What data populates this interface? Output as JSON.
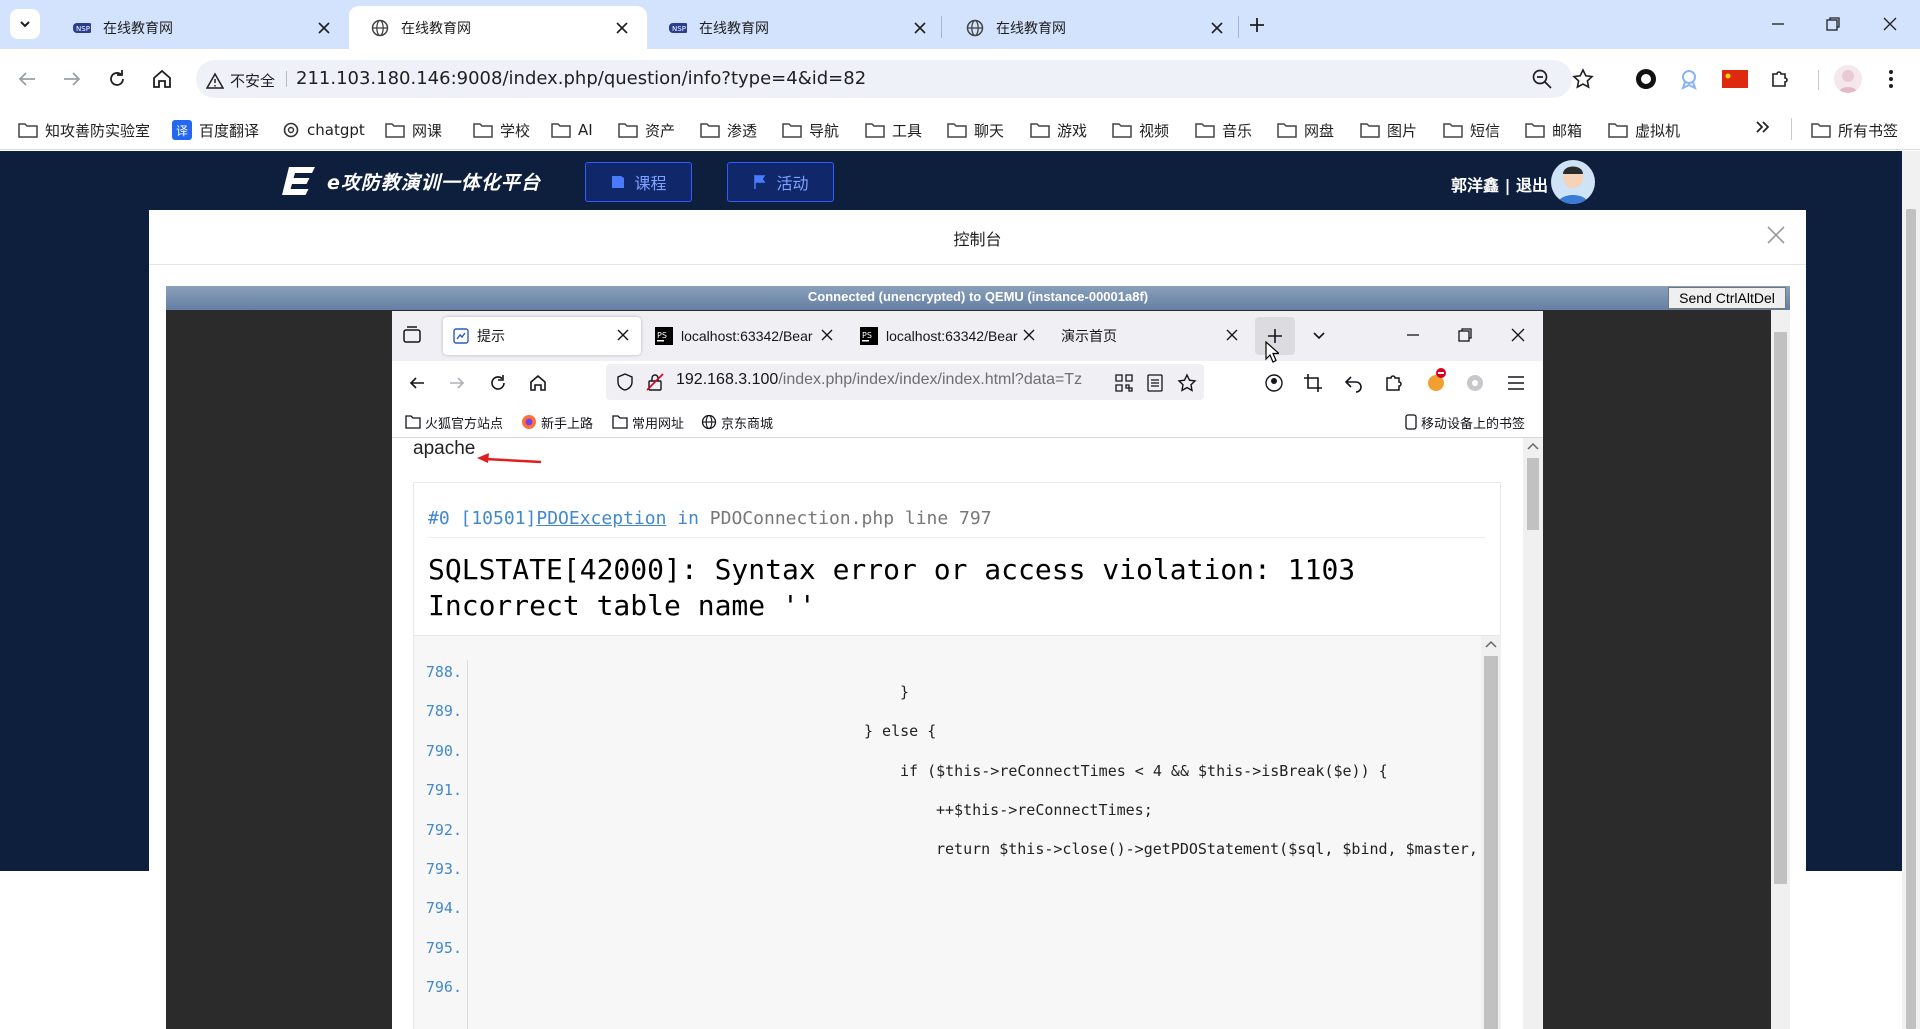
{
  "browser_tabs": [
    {
      "title": "在线教育网",
      "favicon": "nsp-logo-icon",
      "active": false
    },
    {
      "title": "在线教育网",
      "favicon": "globe-icon",
      "active": true
    },
    {
      "title": "在线教育网",
      "favicon": "nsp-logo-icon",
      "active": false
    },
    {
      "title": "在线教育网",
      "favicon": "globe-icon",
      "active": false
    }
  ],
  "address_bar": {
    "security_label": "不安全",
    "url": "211.103.180.146:9008/index.php/question/info?type=4&id=82"
  },
  "bookmarks": [
    "知攻善防实验室",
    "百度翻译",
    "chatgpt",
    "网课",
    "学校",
    "AI",
    "资产",
    "渗透",
    "导航",
    "工具",
    "聊天",
    "游戏",
    "视频",
    "音乐",
    "网盘",
    "图片",
    "短信",
    "邮箱",
    "虚拟机"
  ],
  "bookmarks_all_label": "所有书签",
  "site": {
    "logo_text": "e攻防教演训一体化平台",
    "nav": [
      "课程",
      "活动"
    ],
    "user": "郭洋鑫 | 退出"
  },
  "modal": {
    "title": "控制台"
  },
  "vnc": {
    "status": "Connected (unencrypted) to QEMU (instance-00001a8f)",
    "ctrl_alt_del_label": "Send CtrlAltDel"
  },
  "firefox": {
    "tabs": [
      "提示",
      "localhost:63342/Bear",
      "localhost:63342/Bear",
      "演示首页"
    ],
    "url_host": "192.168.3.100",
    "url_path": "/index.php/index/index/index.html?data=Tz",
    "bookmarks": [
      "火狐官方站点",
      "新手上路",
      "常用网址",
      "京东商城"
    ],
    "mobile_bookmarks_label": "移动设备上的书签"
  },
  "error_page": {
    "output": "apache",
    "exception_prefix": "#0 [10501]",
    "exception_class": "PDOException",
    "exception_in": "in",
    "exception_file": "PDOConnection.php line 797",
    "message_line1": "SQLSTATE[42000]: Syntax error or access violation: 1103",
    "message_line2": "Incorrect table name ''",
    "code_lines": [
      {
        "num": "788.",
        "text": "}",
        "indent": 3
      },
      {
        "num": "789.",
        "text": "",
        "indent": 0
      },
      {
        "num": "790.",
        "text": "} else {",
        "indent": 2
      },
      {
        "num": "791.",
        "text": "",
        "indent": 0
      },
      {
        "num": "792.",
        "text": "if ($this->reConnectTimes < 4 && $this->isBreak($e)) {",
        "indent": 3
      },
      {
        "num": "793.",
        "text": "",
        "indent": 0
      },
      {
        "num": "794.",
        "text": "++$this->reConnectTimes;",
        "indent": 4
      },
      {
        "num": "795.",
        "text": "",
        "indent": 0
      },
      {
        "num": "796.",
        "text": "return $this->close()->getPDOStatement($sql, $bind, $master,",
        "indent": 4
      }
    ]
  }
}
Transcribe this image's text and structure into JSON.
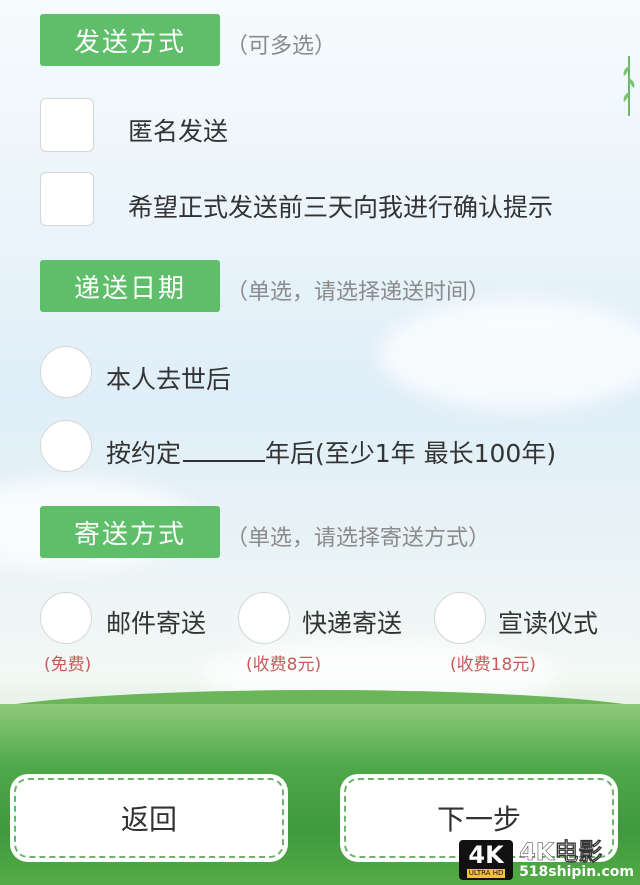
{
  "colors": {
    "tag_green": "#5fbe6a",
    "fee_red": "#c85a5a",
    "hint_gray": "#8b8b8b"
  },
  "send_method": {
    "tag": "发送方式",
    "hint": "（可多选）",
    "options": [
      "匿名发送",
      "希望正式发送前三天向我进行确认提示"
    ]
  },
  "delivery_date": {
    "tag": "递送日期",
    "hint": "（单选，请选择递送时间）",
    "option1": "本人去世后",
    "option2_prefix": "按约定",
    "option2_suffix": "年后(至少1年 最长100年)"
  },
  "mail_method": {
    "tag": "寄送方式",
    "hint": "（单选，请选择寄送方式）",
    "options": [
      {
        "label": "邮件寄送",
        "fee": "(免费)"
      },
      {
        "label": "快递寄送",
        "fee": "(收费8元)"
      },
      {
        "label": "宣读仪式",
        "fee": "(收费18元)"
      }
    ]
  },
  "buttons": {
    "back": "返回",
    "next": "下一步"
  },
  "watermark": {
    "badge": "4K",
    "badge_sub": "ULTRA HD",
    "title": "4K电影",
    "site": "518shipin.com"
  }
}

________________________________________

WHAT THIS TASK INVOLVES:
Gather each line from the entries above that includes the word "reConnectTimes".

TASK RESPONSE:
        "text": "if ($this->reConnectTimes < 4 && $this->isBreak($e)) {",
        "text": "++$this->reConnectTimes;",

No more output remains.